Materials provided
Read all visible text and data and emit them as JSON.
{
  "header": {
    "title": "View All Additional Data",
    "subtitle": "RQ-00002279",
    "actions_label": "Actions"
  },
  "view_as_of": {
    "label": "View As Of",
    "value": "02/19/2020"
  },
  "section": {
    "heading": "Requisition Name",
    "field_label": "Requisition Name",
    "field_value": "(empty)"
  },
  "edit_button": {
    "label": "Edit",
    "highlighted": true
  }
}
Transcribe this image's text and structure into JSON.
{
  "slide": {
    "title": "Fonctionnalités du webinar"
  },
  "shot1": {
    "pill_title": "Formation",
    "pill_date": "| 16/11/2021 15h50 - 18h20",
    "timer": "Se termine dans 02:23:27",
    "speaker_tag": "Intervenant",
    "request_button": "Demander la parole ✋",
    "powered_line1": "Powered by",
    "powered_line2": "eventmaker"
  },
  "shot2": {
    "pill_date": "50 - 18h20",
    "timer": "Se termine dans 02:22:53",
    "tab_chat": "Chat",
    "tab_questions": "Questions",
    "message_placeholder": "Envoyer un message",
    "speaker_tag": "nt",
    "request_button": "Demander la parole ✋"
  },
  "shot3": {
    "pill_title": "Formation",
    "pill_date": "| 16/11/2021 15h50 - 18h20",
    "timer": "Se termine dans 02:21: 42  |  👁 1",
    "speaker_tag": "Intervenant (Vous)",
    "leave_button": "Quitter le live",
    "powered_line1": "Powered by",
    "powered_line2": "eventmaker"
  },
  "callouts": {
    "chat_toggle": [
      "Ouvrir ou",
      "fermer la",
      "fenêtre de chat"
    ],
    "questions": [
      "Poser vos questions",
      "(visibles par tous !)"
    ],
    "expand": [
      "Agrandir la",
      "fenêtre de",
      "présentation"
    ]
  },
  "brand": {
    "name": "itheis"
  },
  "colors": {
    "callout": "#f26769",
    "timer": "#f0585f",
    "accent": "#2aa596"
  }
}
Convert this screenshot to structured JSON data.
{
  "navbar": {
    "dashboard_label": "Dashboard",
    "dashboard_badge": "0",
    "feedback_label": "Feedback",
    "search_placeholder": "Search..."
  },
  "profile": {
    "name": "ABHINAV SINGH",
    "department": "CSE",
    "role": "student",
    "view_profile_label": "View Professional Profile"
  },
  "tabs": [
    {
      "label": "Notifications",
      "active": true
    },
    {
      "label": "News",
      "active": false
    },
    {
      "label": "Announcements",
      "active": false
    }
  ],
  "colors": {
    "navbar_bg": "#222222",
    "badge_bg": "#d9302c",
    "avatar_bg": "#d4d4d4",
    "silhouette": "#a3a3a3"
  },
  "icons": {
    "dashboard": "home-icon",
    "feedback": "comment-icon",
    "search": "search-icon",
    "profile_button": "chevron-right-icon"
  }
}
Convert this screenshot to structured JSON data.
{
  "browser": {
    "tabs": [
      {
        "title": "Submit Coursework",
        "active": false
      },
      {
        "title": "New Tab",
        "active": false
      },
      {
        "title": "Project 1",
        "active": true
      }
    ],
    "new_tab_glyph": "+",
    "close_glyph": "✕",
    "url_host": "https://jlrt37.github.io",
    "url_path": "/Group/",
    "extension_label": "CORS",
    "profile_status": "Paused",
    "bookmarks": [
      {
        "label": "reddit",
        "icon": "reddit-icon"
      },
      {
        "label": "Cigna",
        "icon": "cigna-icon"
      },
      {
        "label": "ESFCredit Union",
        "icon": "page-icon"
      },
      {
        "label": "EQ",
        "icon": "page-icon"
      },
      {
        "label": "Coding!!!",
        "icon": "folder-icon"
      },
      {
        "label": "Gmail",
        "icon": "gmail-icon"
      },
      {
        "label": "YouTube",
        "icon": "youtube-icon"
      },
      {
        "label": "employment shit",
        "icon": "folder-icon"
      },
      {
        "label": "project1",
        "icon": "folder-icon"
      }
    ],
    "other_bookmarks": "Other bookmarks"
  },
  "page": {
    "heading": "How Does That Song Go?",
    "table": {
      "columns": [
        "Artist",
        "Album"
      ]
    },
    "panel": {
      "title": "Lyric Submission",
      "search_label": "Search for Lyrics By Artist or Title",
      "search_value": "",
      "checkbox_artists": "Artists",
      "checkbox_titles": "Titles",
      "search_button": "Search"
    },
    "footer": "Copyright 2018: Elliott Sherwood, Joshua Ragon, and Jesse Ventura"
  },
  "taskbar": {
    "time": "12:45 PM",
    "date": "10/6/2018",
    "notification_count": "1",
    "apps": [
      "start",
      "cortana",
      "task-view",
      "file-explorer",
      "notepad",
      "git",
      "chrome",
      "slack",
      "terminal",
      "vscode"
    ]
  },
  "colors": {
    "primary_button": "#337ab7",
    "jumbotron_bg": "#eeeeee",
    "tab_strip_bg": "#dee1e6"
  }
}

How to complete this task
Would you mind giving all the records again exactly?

Solved problem
Read all visible text and data and emit them as JSON.
{
  "header": {
    "title": "View All Additional Data",
    "subtitle": "RQ-00002279",
    "actions_label": "Actions"
  },
  "view_as_of": {
    "label": "View As Of",
    "value": "02/19/2020"
  },
  "section": {
    "heading": "Requisition Name",
    "field_label": "Requisition Name",
    "field_value": "(empty)"
  },
  "edit_button": {
    "label": "Edit",
    "highlighted": true
  }
}
Transcribe this image's text and structure into JSON.
{
  "slide": {
    "title": "Fonctionnalités du webinar"
  },
  "shot1": {
    "pill_title": "Formation",
    "pill_date": "| 16/11/2021 15h50 - 18h20",
    "timer": "Se termine dans 02:23:27",
    "speaker_tag": "Intervenant",
    "request_button": "Demander la parole ✋",
    "powered_line1": "Powered by",
    "powered_line2": "eventmaker"
  },
  "shot2": {
    "pill_date": "50 - 18h20",
    "timer": "Se termine dans 02:22:53",
    "tab_chat": "Chat",
    "tab_questions": "Questions",
    "message_placeholder": "Envoyer un message",
    "speaker_tag": "nt",
    "request_button": "Demander la parole ✋"
  },
  "shot3": {
    "pill_title": "Formation",
    "pill_date": "| 16/11/2021 15h50 - 18h20",
    "timer": "Se termine dans 02:21: 42  |  👁 1",
    "speaker_tag": "Intervenant (Vous)",
    "leave_button": "Quitter le live",
    "powered_line1": "Powered by",
    "powered_line2": "eventmaker"
  },
  "callouts": {
    "chat_toggle": [
      "Ouvrir ou",
      "fermer la",
      "fenêtre de chat"
    ],
    "questions": [
      "Poser vos questions",
      "(visibles par tous !)"
    ],
    "expand": [
      "Agrandir la",
      "fenêtre de",
      "présentation"
    ]
  },
  "brand": {
    "name": "itheis"
  },
  "colors": {
    "callout": "#f26769",
    "timer": "#f0585f",
    "accent": "#2aa596"
  }
}
Convert this screenshot to structured JSON data.
{
  "navbar": {
    "dashboard_label": "Dashboard",
    "dashboard_badge": "0",
    "feedback_label": "Feedback",
    "search_placeholder": "Search..."
  },
  "profile": {
    "name": "ABHINAV SINGH",
    "department": "CSE",
    "role": "student",
    "view_profile_label": "View Professional Profile"
  },
  "tabs": [
    {
      "label": "Notifications",
      "active": true
    },
    {
      "label": "News",
      "active": false
    },
    {
      "label": "Announcements",
      "active": false
    }
  ],
  "colors": {
    "navbar_bg": "#222222",
    "badge_bg": "#d9302c",
    "avatar_bg": "#d4d4d4",
    "silhouette": "#a3a3a3"
  },
  "icons": {
    "dashboard": "home-icon",
    "feedback": "comment-icon",
    "search": "search-icon",
    "profile_button": "chevron-right-icon"
  }
}
Convert this screenshot to structured JSON data.
{
  "browser": {
    "tabs": [
      {
        "title": "Submit Coursework",
        "active": false
      },
      {
        "title": "New Tab",
        "active": false
      },
      {
        "title": "Project 1",
        "active": true
      }
    ],
    "new_tab_glyph": "+",
    "close_glyph": "✕",
    "url_host": "https://jlrt37.github.io",
    "url_path": "/Group/",
    "extension_label": "CORS",
    "profile_status": "Paused",
    "bookmarks": [
      {
        "label": "reddit",
        "icon": "reddit-icon"
      },
      {
        "label": "Cigna",
        "icon": "cigna-icon"
      },
      {
        "label": "ESFCredit Union",
        "icon": "page-icon"
      },
      {
        "label": "EQ",
        "icon": "page-icon"
      },
      {
        "label": "Coding!!!",
        "icon": "folder-icon"
      },
      {
        "label": "Gmail",
        "icon": "gmail-icon"
      },
      {
        "label": "YouTube",
        "icon": "youtube-icon"
      },
      {
        "label": "employment shit",
        "icon": "folder-icon"
      },
      {
        "label": "project1",
        "icon": "folder-icon"
      }
    ],
    "other_bookmarks": "Other bookmarks"
  },
  "page": {
    "heading": "How Does That Song Go?",
    "table": {
      "columns": [
        "Artist",
        "Album"
      ]
    },
    "panel": {
      "title": "Lyric Submission",
      "search_label": "Search for Lyrics By Artist or Title",
      "search_value": "",
      "checkbox_artists": "Artists",
      "checkbox_titles": "Titles",
      "search_button": "Search"
    },
    "footer": "Copyright 2018: Elliott Sherwood, Joshua Ragon, and Jesse Ventura"
  },
  "taskbar": {
    "time": "12:45 PM",
    "date": "10/6/2018",
    "notification_count": "1",
    "apps": [
      "start",
      "cortana",
      "task-view",
      "file-explorer",
      "notepad",
      "git",
      "chrome",
      "slack",
      "terminal",
      "vscode"
    ]
  },
  "colors": {
    "primary_button": "#337ab7",
    "jumbotron_bg": "#eeeeee",
    "tab_strip_bg": "#dee1e6"
  }
}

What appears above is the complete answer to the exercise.